Nuclear safety fears grew when one of four emergency diesel generators at the North Anna nuclear power plant in Virginia stopped working due to the quake.
But the plant’s safety systems remained powered by three operating generators, the Nuclear Regulatory Commission said. The plant was built to withstand a quake of 6.1 magnitude.
From: ”5.8-magnitude quake shakes central Virginia, East Coast”, Richmond Times-Dispatch, Wesley P. Hester
The epicenter is not far from Dominion Virginia Power’s North Anna nuclear plant, where the earthquake knocked out power, but the utility manually shut down both nuclear units without incident and no damage was apparent, the utility said.
“We did lose on-site power, but all the diesel generators are up and running,” Dominion spokesman Richard Zuercher said 30 minutes after the quake. “Everything appears to be operating just fine.”
From: “Earthquake reported along the East Coast”, Washington Post
Dominion Virginia Power declared an alert at the North Anna Power Station in Mineral, Va., following the earthquake. Officials said both reactors shut down safely and no major damage had been reported.
The alert is the lowest of the four emergency classifications of the U.S. Nuclear Regulatory Commission.
Officials said no release of radioactive material occurred beyond the minor releases associated with normal station operations.
Constellation Energy, the Baltimore-based utility and power company, said that it declared an “unusual event” at its two Calvert Cliffs, Md. nuclear power plants, the lowest of four levels of emergency. Both units continue operating at 100 percent of capacity and are “stable,” company spokesman Mark Sullivan said in an email, but the company was stepping up monitoring and inspections of its facilities.
As a precaution, the company’s Candler building in Baltimore was evacuated.
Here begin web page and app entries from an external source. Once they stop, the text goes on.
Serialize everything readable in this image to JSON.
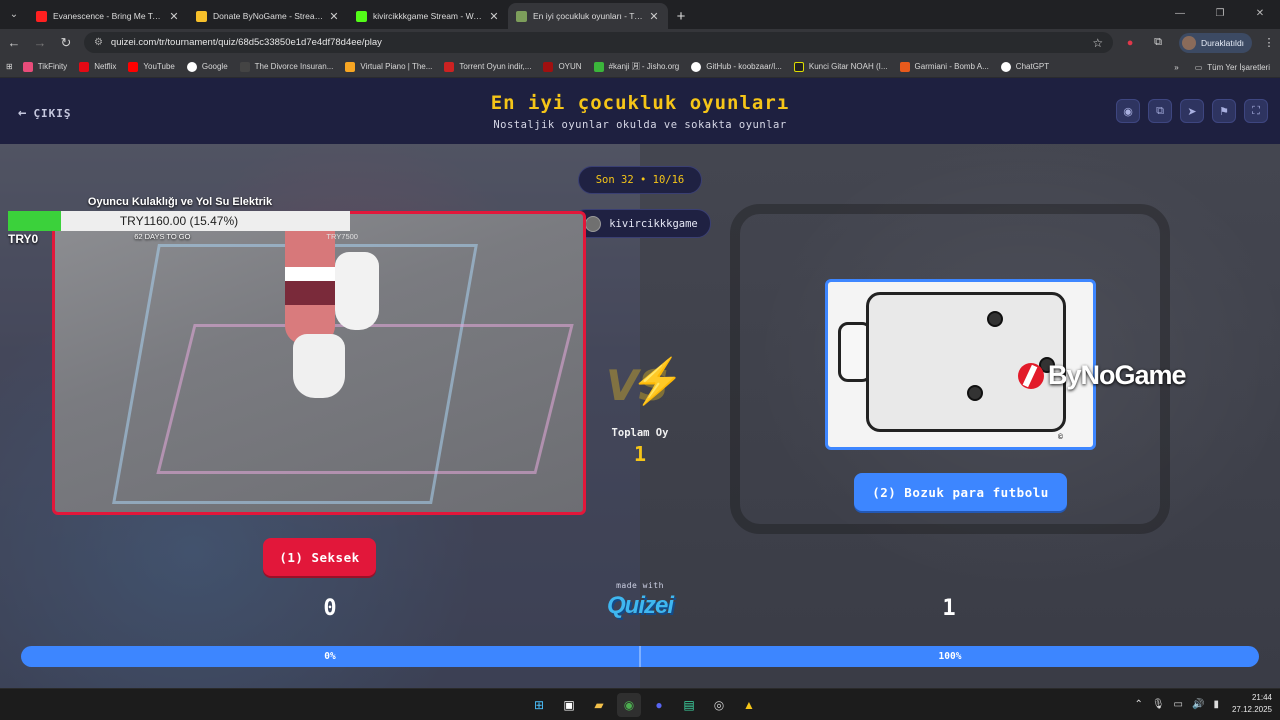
{
  "browser": {
    "tabs": [
      {
        "title": "Evanescence - Bring Me To Life",
        "favicon_color": "#ff2020",
        "active": false
      },
      {
        "title": "Donate ByNoGame - Streamer",
        "favicon_color": "#f6c02b",
        "active": false
      },
      {
        "title": "kivircikkkgame Stream - Watch",
        "favicon_color": "#53fc18",
        "active": false
      },
      {
        "title": "En iyi çocukluk oyunları - Tier Li",
        "favicon_color": "#7d9e5b",
        "active": true
      }
    ],
    "url": "quizei.com/tr/tournament/quiz/68d5c33850e1d7e4df78d4ee/play",
    "profile_label": "Duraklatıldı",
    "bookmarks": [
      {
        "label": "TikFinity",
        "color": "#e84c7a"
      },
      {
        "label": "Netflix",
        "color": "#e50914"
      },
      {
        "label": "YouTube",
        "color": "#ff0000"
      },
      {
        "label": "Google",
        "color": "#ffffff"
      },
      {
        "label": "The Divorce Insuran...",
        "color": "#222222"
      },
      {
        "label": "Virtual Piano | The...",
        "color": "#f7a623"
      },
      {
        "label": "Torrent Oyun indir,...",
        "color": "#cc2222"
      },
      {
        "label": "OYUN",
        "color": "#a01010"
      },
      {
        "label": "#kanji 🈷 - Jisho.org",
        "color": "#3bb53b"
      },
      {
        "label": "GitHub - koobzaar/l...",
        "color": "#ffffff"
      },
      {
        "label": "Kunci Gitar NOAH (I...",
        "color": "#222222"
      },
      {
        "label": "Garmiani - Bomb A...",
        "color": "#e85a1c"
      },
      {
        "label": "ChatGPT",
        "color": "#ffffff"
      }
    ],
    "bookmarks_other": "Tüm Yer İşaretleri"
  },
  "quiz": {
    "exit_label": "ÇIKIŞ",
    "title": "En iyi çocukluk oyunları",
    "subtitle": "Nostaljik oyunlar okulda ve sokakta oyunlar",
    "round_label": "Son 32 • 10/16",
    "username": "kivircikkkgame",
    "total_label": "Toplam Oy",
    "total_value": "1",
    "left": {
      "button": "(1) Seksek",
      "score": "0",
      "percent": "0%"
    },
    "right": {
      "button": "(2) Bozuk para futbolu",
      "score": "1",
      "percent": "100%"
    },
    "made_with": "made with",
    "brand": "Quizei",
    "progress_left_fraction": 0.0,
    "colors": {
      "accent": "#f5c518",
      "left": "#e2173a",
      "right": "#3d86ff"
    }
  },
  "donation": {
    "title": "Oyuncu Kulaklığı ve Yol Su Elektrik",
    "amount": "TRY1160.00 (15.47%)",
    "progress_fraction": 0.1547,
    "min": "TRY0",
    "days": "62 DAYS TO GO",
    "max": "TRY7500"
  },
  "sponsor": {
    "text": "ByNoGame"
  },
  "taskbar": {
    "time": "21:44",
    "date": "27.12.2025"
  }
}
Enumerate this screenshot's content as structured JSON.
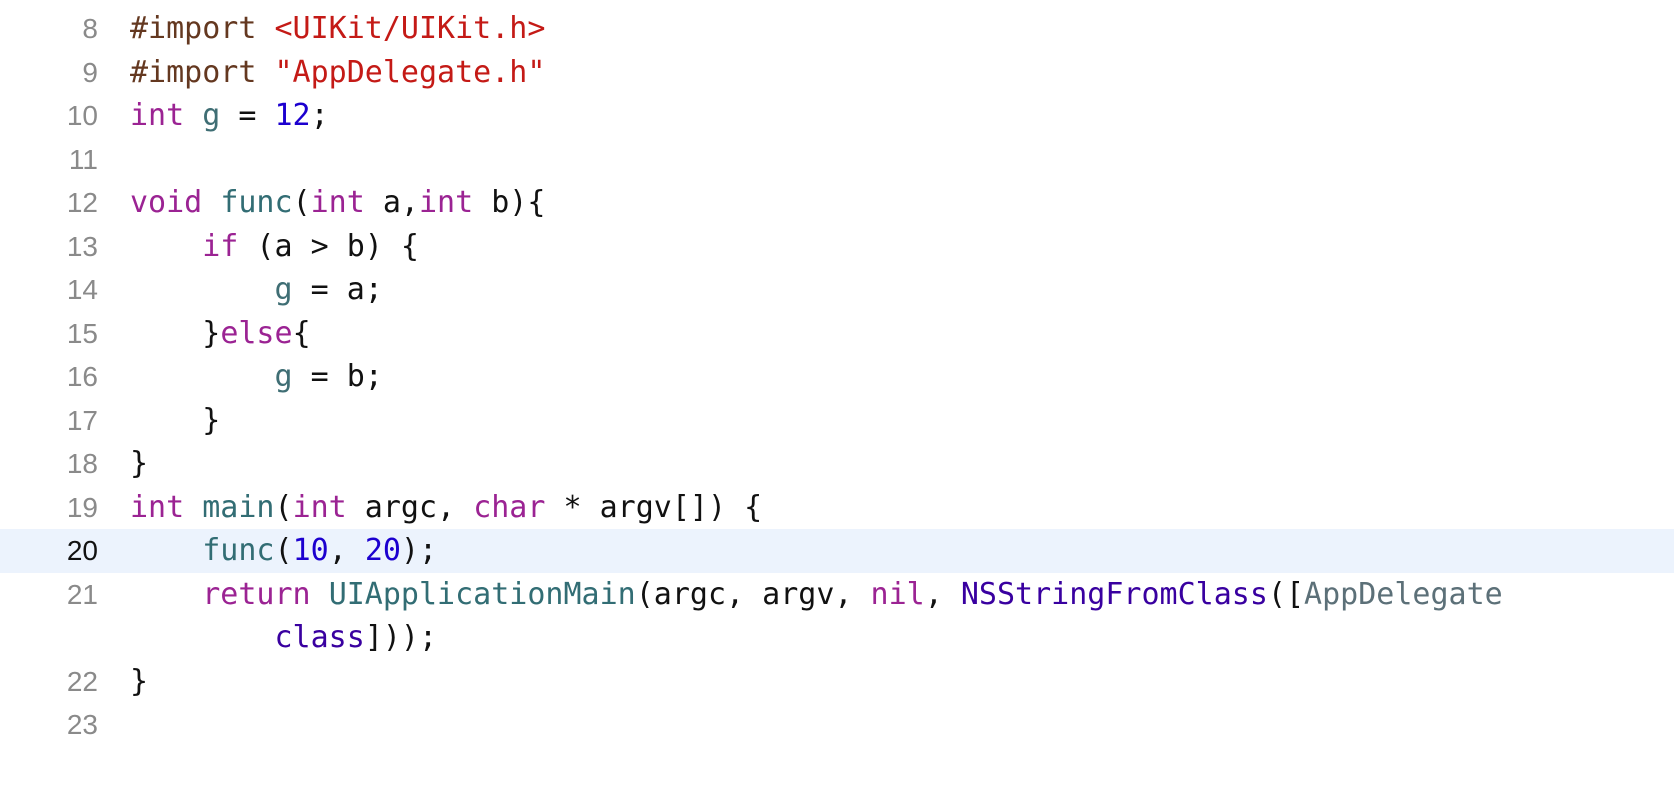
{
  "editor": {
    "lines": [
      {
        "num": "8",
        "tokens": [
          {
            "text": "#import ",
            "kind": "pp"
          },
          {
            "text": "<UIKit/UIKit.h>",
            "kind": "str"
          }
        ]
      },
      {
        "num": "9",
        "tokens": [
          {
            "text": "#import ",
            "kind": "pp"
          },
          {
            "text": "\"AppDelegate.h\"",
            "kind": "str"
          }
        ]
      },
      {
        "num": "10",
        "tokens": [
          {
            "text": "int",
            "kind": "kw"
          },
          {
            "text": " ",
            "kind": "plain"
          },
          {
            "text": "g",
            "kind": "gv"
          },
          {
            "text": " = ",
            "kind": "plain"
          },
          {
            "text": "12",
            "kind": "num"
          },
          {
            "text": ";",
            "kind": "plain"
          }
        ]
      },
      {
        "num": "11",
        "tokens": []
      },
      {
        "num": "12",
        "tokens": [
          {
            "text": "void",
            "kind": "kw"
          },
          {
            "text": " ",
            "kind": "plain"
          },
          {
            "text": "func",
            "kind": "fn"
          },
          {
            "text": "(",
            "kind": "plain"
          },
          {
            "text": "int",
            "kind": "kw"
          },
          {
            "text": " a,",
            "kind": "plain"
          },
          {
            "text": "int",
            "kind": "kw"
          },
          {
            "text": " b){",
            "kind": "plain"
          }
        ]
      },
      {
        "num": "13",
        "tokens": [
          {
            "text": "    ",
            "kind": "plain"
          },
          {
            "text": "if",
            "kind": "kw"
          },
          {
            "text": " (a > b) {",
            "kind": "plain"
          }
        ]
      },
      {
        "num": "14",
        "tokens": [
          {
            "text": "        ",
            "kind": "plain"
          },
          {
            "text": "g",
            "kind": "gv"
          },
          {
            "text": " = a;",
            "kind": "plain"
          }
        ]
      },
      {
        "num": "15",
        "tokens": [
          {
            "text": "    }",
            "kind": "plain"
          },
          {
            "text": "else",
            "kind": "kw"
          },
          {
            "text": "{",
            "kind": "plain"
          }
        ]
      },
      {
        "num": "16",
        "tokens": [
          {
            "text": "        ",
            "kind": "plain"
          },
          {
            "text": "g",
            "kind": "gv"
          },
          {
            "text": " = b;",
            "kind": "plain"
          }
        ]
      },
      {
        "num": "17",
        "tokens": [
          {
            "text": "    }",
            "kind": "plain"
          }
        ]
      },
      {
        "num": "18",
        "tokens": [
          {
            "text": "}",
            "kind": "plain"
          }
        ]
      },
      {
        "num": "19",
        "tokens": [
          {
            "text": "int",
            "kind": "kw"
          },
          {
            "text": " ",
            "kind": "plain"
          },
          {
            "text": "main",
            "kind": "fn"
          },
          {
            "text": "(",
            "kind": "plain"
          },
          {
            "text": "int",
            "kind": "kw"
          },
          {
            "text": " argc, ",
            "kind": "plain"
          },
          {
            "text": "char",
            "kind": "kw"
          },
          {
            "text": " * argv[]) {",
            "kind": "plain"
          }
        ]
      },
      {
        "num": "20",
        "current": true,
        "tokens": [
          {
            "text": "    ",
            "kind": "plain"
          },
          {
            "text": "func",
            "kind": "fn"
          },
          {
            "text": "(",
            "kind": "plain"
          },
          {
            "text": "10",
            "kind": "num"
          },
          {
            "text": ", ",
            "kind": "plain"
          },
          {
            "text": "20",
            "kind": "num"
          },
          {
            "text": ");",
            "kind": "plain"
          }
        ]
      },
      {
        "num": "21",
        "tokens": [
          {
            "text": "    ",
            "kind": "plain"
          },
          {
            "text": "return",
            "kind": "kw"
          },
          {
            "text": " ",
            "kind": "plain"
          },
          {
            "text": "UIApplicationMain",
            "kind": "fn"
          },
          {
            "text": "(argc, argv, ",
            "kind": "plain"
          },
          {
            "text": "nil",
            "kind": "kw"
          },
          {
            "text": ", ",
            "kind": "plain"
          },
          {
            "text": "NSStringFromClass",
            "kind": "sys"
          },
          {
            "text": "([",
            "kind": "plain"
          },
          {
            "text": "AppDelegate",
            "kind": "cls"
          }
        ],
        "wrap_tokens": [
          {
            "text": "        ",
            "kind": "plain"
          },
          {
            "text": "class",
            "kind": "sys"
          },
          {
            "text": "]));",
            "kind": "plain"
          }
        ]
      },
      {
        "num": "22",
        "tokens": [
          {
            "text": "}",
            "kind": "plain"
          }
        ]
      },
      {
        "num": "23",
        "tokens": []
      }
    ]
  },
  "colors": {
    "keyword": "#9b2393",
    "preprocessor": "#643820",
    "string": "#c41a16",
    "number": "#1c00cf",
    "function": "#326d74",
    "global_variable": "#3f6e74",
    "system": "#3900a0",
    "class": "#5c7078",
    "current_line_background": "#ecf3fd"
  }
}
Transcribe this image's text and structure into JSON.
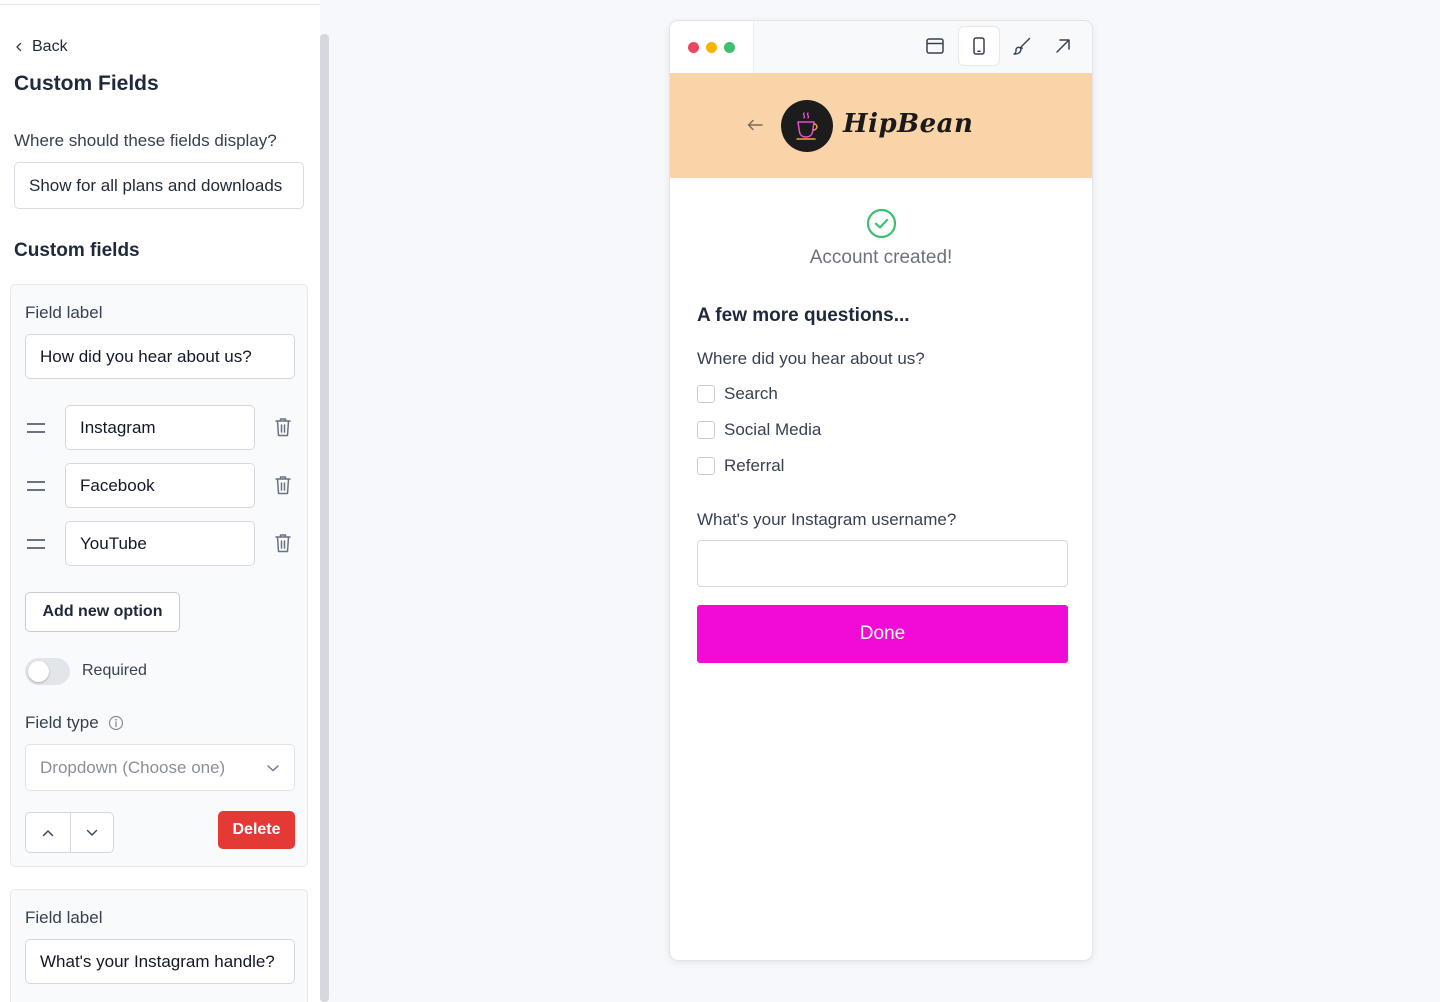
{
  "sidebar": {
    "back_label": "Back",
    "title": "Custom Fields",
    "display_question": "Where should these fields display?",
    "display_value": "Show for all plans and downloads",
    "section_title": "Custom fields",
    "field_1": {
      "label_caption": "Field label",
      "label_value": "How did you hear about us?",
      "options": [
        "Instagram",
        "Facebook",
        "YouTube"
      ],
      "add_option_label": "Add new option",
      "required_label": "Required",
      "required_on": false,
      "field_type_caption": "Field type",
      "field_type_value": "Dropdown (Choose one)",
      "delete_label": "Delete"
    },
    "field_2": {
      "label_caption": "Field label",
      "label_value": "What's your Instagram handle?"
    }
  },
  "preview": {
    "brand_name": "HipBean",
    "success_message": "Account created!",
    "questions_title": "A few more questions...",
    "question_1": "Where did you hear about us?",
    "question_1_options": [
      "Search",
      "Social Media",
      "Referral"
    ],
    "question_2": "What's your Instagram username?",
    "question_2_value": "",
    "done_label": "Done"
  },
  "icons": {
    "toolbar": [
      "browser-window-icon",
      "mobile-device-icon",
      "paintbrush-icon",
      "external-link-icon"
    ]
  },
  "colors": {
    "brand_header": "#f8d4a8",
    "done_button": "#f20ad6",
    "delete_button": "#e53935",
    "success_green": "#3fbf6f"
  }
}
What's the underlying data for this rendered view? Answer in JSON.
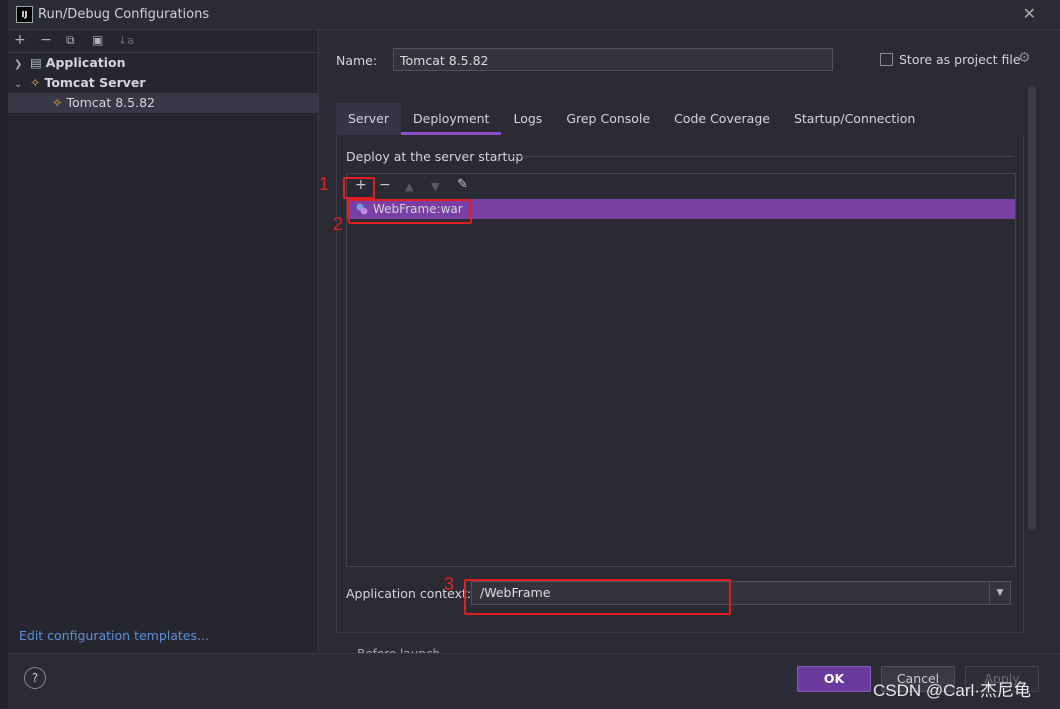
{
  "window": {
    "title": "Run/Debug Configurations",
    "app_icon": "IJ"
  },
  "left_toolbar": {
    "add": "+",
    "remove": "−",
    "copy": "⧉",
    "folder": "▣",
    "sort": "↓a"
  },
  "tree": {
    "application": "Application",
    "tomcat_server": "Tomcat Server",
    "tomcat_config": "Tomcat 8.5.82"
  },
  "edit_templates": "Edit configuration templates...",
  "form": {
    "name_label": "Name:",
    "name_value": "Tomcat 8.5.82",
    "store_label": "Store as project file"
  },
  "tabs": [
    "Server",
    "Deployment",
    "Logs",
    "Grep Console",
    "Code Coverage",
    "Startup/Connection"
  ],
  "deployment": {
    "section_label": "Deploy at the server startup",
    "artifacts": [
      "WebFrame:war"
    ],
    "context_label": "Application context:",
    "context_value": "/WebFrame",
    "below_cut": "Before launch"
  },
  "buttons": {
    "ok": "OK",
    "cancel": "Cancel",
    "apply": "Apply",
    "help": "?"
  },
  "annotations": [
    "1",
    "2",
    "3"
  ],
  "watermark": "CSDN @Carl·杰尼龟",
  "colors": {
    "accent": "#8e4ec6",
    "selected_row": "#7a3fa3",
    "annotation": "#e02020"
  }
}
Neither of the company’s other nuclear power plants — Nine Mile Point Nuclear Station in Scriba, NY and R.E. Ginna Nuclear Power Plant in Ontario, N.Y. — registered abnormal seismic activity on their monitoring equipment, Sullivan said.